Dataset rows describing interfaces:
++++
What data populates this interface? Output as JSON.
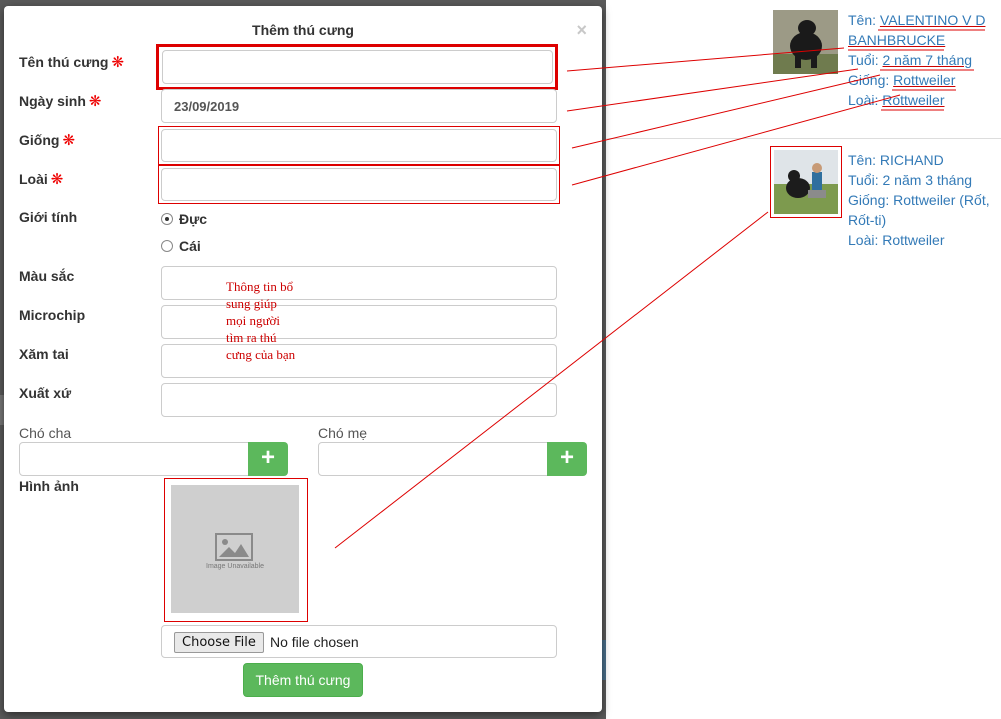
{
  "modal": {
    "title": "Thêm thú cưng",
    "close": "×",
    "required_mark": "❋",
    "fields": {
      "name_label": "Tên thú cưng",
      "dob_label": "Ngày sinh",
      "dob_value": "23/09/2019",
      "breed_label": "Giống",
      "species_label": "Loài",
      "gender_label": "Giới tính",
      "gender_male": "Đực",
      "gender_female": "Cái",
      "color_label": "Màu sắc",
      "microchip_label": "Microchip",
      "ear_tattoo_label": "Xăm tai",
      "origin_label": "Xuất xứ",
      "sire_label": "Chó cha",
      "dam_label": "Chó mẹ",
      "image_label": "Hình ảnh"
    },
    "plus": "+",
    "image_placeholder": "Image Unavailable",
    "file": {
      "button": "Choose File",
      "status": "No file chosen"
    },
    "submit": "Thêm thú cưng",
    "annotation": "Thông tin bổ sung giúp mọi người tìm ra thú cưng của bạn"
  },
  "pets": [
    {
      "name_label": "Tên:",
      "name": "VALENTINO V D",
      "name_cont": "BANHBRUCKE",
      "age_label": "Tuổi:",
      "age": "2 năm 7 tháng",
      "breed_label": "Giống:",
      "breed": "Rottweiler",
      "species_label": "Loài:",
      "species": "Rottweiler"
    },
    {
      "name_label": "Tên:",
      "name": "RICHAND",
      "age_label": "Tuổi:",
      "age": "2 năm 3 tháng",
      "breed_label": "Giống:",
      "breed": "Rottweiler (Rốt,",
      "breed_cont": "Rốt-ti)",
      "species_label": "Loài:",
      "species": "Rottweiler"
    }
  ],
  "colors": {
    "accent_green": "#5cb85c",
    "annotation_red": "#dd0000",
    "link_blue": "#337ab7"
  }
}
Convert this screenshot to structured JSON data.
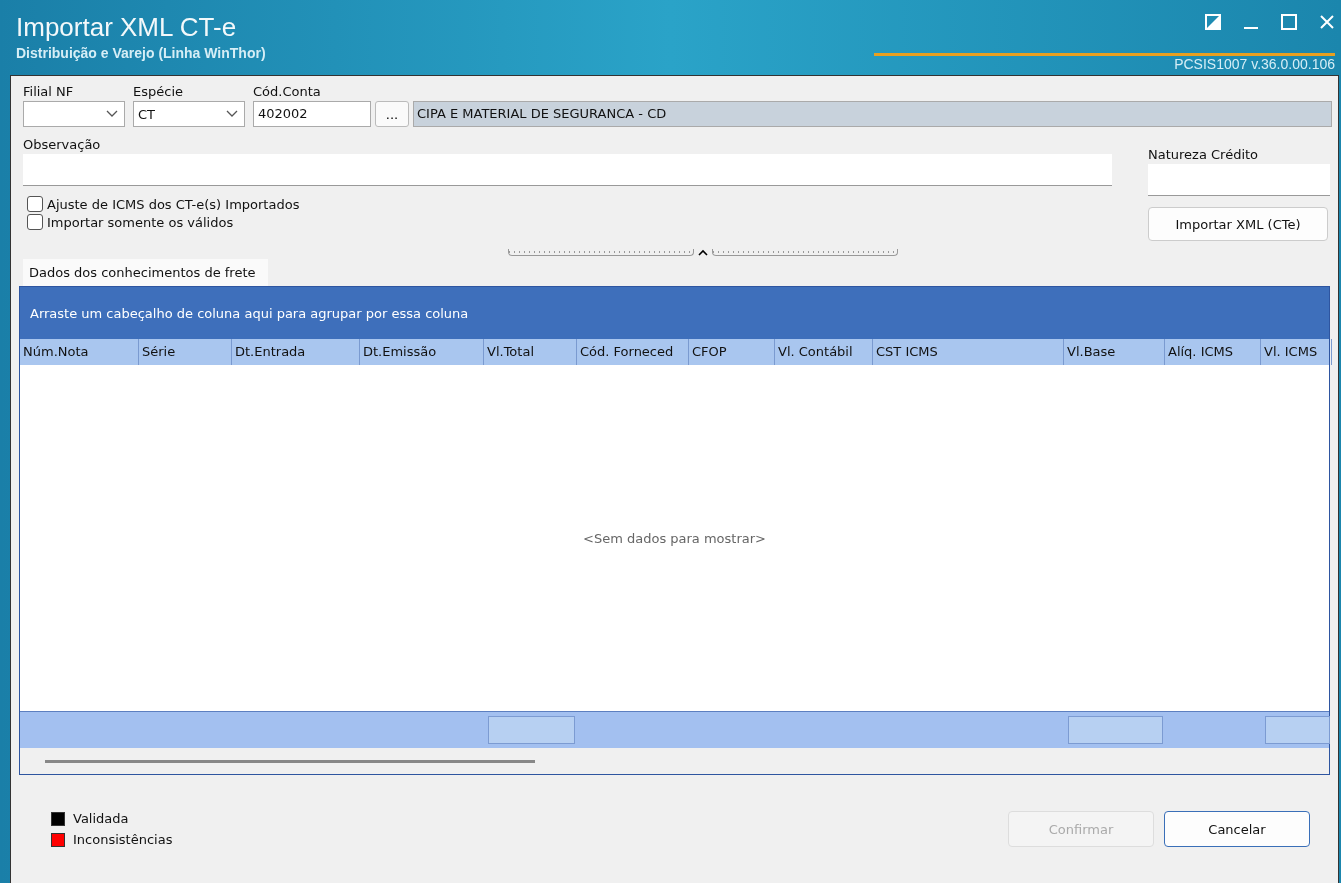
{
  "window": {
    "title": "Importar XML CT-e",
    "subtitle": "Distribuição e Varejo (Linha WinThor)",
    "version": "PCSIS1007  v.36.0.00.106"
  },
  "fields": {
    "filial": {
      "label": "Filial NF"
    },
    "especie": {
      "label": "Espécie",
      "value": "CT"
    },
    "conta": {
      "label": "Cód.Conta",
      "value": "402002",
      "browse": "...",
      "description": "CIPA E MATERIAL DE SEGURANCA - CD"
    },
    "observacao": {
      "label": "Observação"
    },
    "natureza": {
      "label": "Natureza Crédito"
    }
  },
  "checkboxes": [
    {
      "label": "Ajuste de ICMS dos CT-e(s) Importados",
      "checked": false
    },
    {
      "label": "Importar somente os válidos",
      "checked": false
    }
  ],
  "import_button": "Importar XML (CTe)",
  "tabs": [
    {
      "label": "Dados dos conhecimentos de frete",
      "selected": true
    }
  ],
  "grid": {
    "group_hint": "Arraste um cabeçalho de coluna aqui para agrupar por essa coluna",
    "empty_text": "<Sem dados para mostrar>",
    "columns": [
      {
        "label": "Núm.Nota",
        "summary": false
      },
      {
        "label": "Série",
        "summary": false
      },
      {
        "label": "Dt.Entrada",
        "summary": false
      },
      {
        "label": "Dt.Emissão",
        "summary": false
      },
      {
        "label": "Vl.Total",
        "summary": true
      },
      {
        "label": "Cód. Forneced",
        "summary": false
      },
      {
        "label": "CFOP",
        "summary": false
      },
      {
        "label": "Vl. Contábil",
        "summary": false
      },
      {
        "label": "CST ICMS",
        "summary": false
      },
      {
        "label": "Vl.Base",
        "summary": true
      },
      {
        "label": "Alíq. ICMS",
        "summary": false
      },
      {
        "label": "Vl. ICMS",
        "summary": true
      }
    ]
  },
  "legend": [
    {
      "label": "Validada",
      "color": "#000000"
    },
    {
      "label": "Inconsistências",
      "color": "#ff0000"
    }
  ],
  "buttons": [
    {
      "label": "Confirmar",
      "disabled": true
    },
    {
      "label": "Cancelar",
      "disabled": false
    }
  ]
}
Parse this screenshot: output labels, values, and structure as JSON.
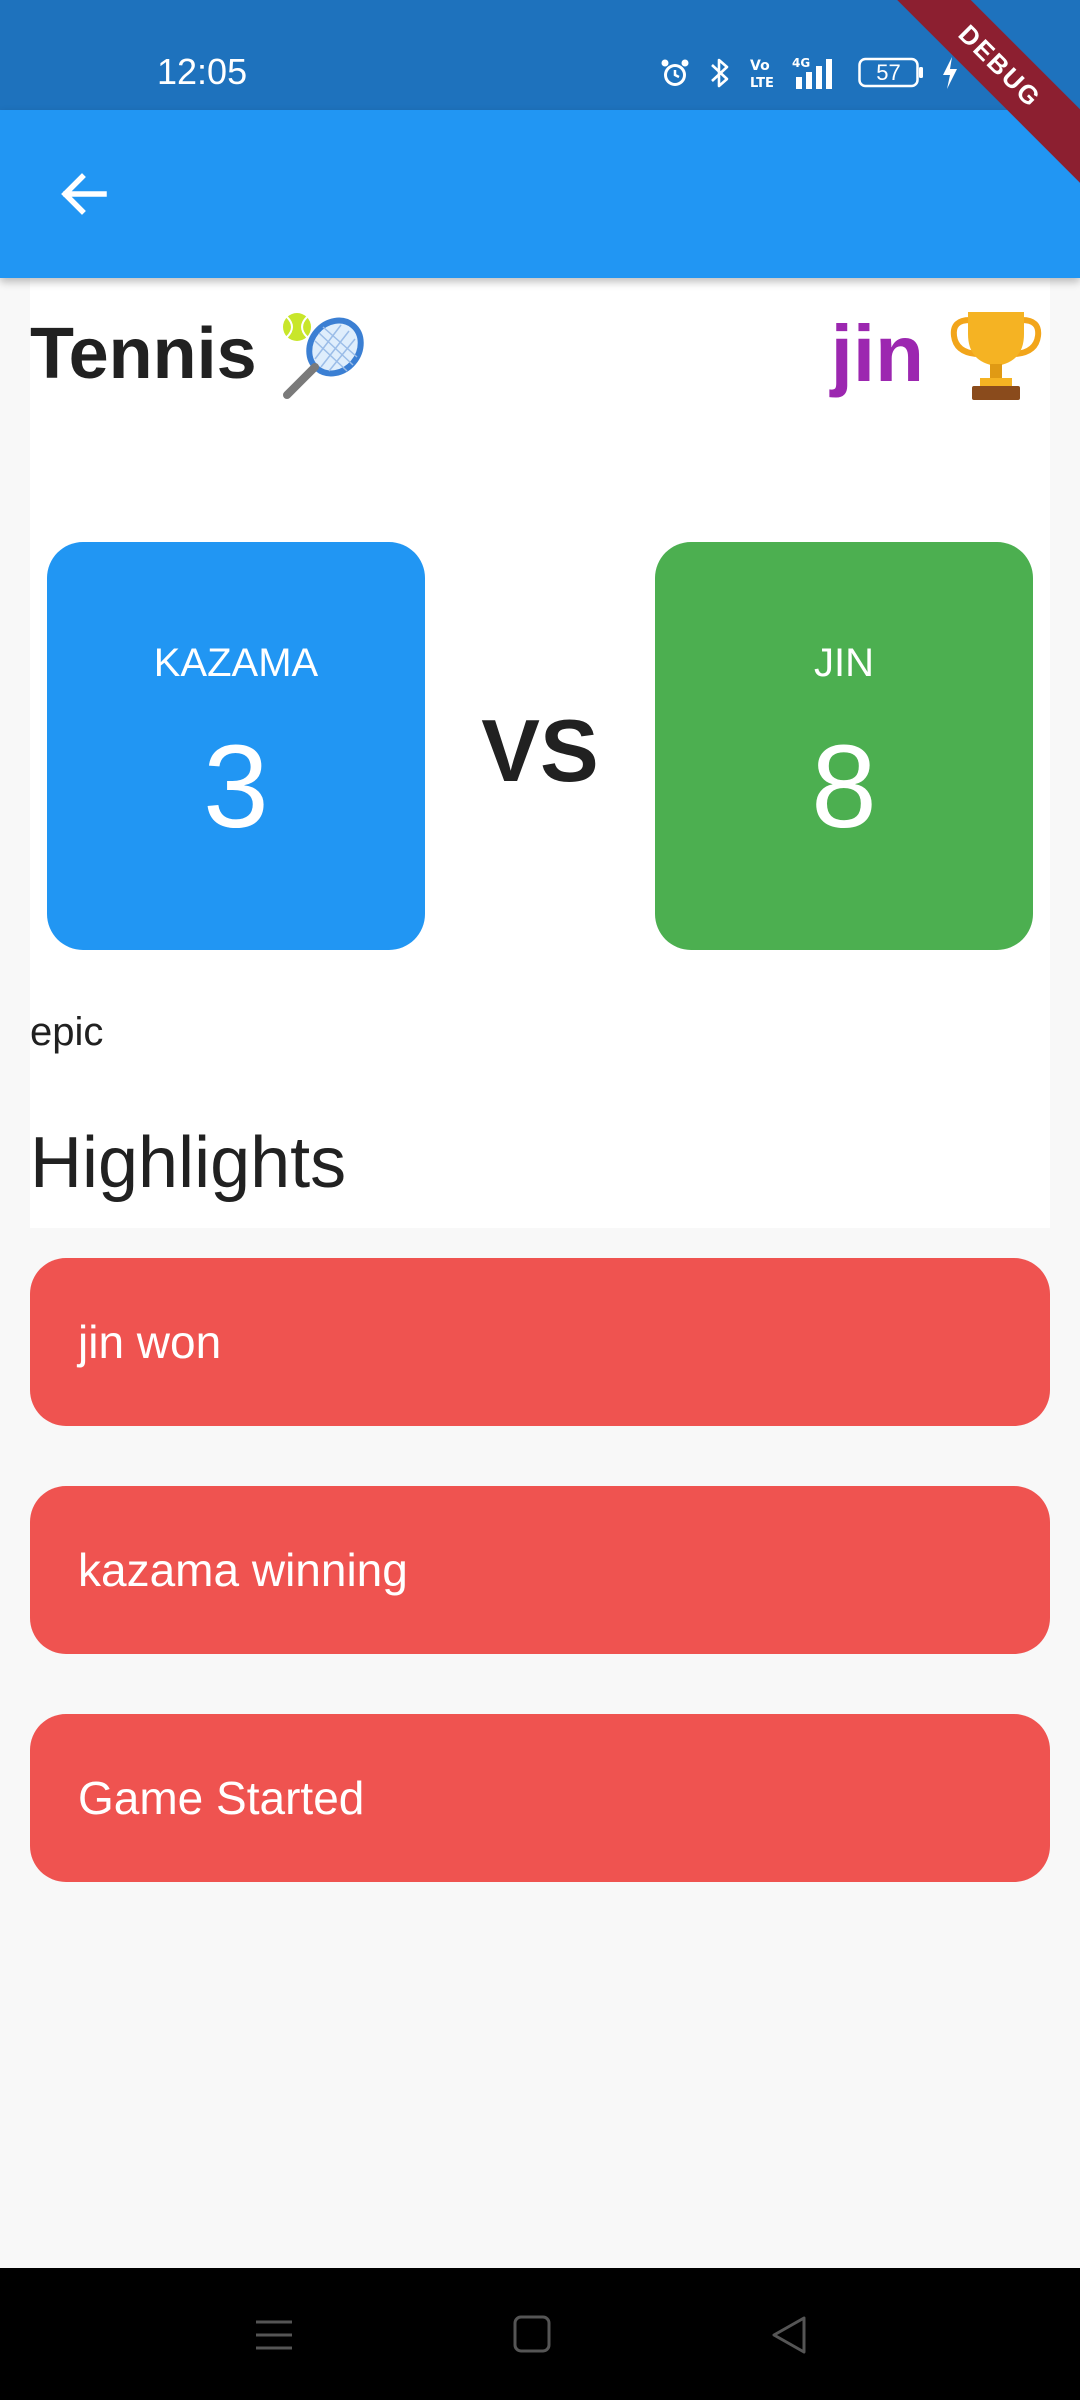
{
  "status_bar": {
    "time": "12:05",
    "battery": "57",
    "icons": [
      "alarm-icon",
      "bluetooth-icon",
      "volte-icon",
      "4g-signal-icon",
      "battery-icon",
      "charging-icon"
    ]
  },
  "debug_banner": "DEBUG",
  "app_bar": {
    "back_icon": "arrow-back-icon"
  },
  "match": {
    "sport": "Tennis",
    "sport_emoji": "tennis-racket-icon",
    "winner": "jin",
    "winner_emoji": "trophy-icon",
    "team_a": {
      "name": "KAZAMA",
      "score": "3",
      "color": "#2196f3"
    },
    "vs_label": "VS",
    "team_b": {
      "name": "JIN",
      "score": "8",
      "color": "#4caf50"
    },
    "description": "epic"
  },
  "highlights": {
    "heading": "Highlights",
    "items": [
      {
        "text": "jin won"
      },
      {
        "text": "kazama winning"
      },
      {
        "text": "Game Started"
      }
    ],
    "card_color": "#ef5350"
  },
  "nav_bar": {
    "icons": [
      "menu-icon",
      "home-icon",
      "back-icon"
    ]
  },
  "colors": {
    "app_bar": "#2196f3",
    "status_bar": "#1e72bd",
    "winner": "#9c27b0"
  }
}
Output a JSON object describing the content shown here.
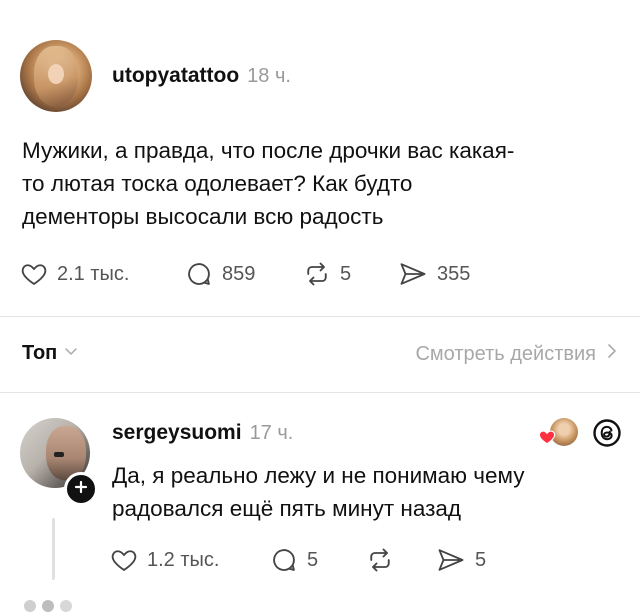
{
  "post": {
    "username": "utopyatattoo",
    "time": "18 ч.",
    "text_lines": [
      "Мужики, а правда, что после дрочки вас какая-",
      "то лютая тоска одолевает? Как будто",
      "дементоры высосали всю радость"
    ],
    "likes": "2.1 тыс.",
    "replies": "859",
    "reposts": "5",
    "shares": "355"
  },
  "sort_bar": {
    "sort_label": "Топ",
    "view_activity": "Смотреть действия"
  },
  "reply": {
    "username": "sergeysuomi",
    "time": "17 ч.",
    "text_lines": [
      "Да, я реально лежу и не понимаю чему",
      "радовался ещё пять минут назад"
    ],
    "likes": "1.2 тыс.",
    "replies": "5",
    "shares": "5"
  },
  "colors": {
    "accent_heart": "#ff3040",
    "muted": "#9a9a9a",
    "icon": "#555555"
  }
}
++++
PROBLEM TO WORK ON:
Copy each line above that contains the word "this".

COMPLETED EXERCISE:
What data populates this interface? Output as JSON.
Convert this screenshot to structured JSON data.
Parse this screenshot: output labels, values, and structure as JSON.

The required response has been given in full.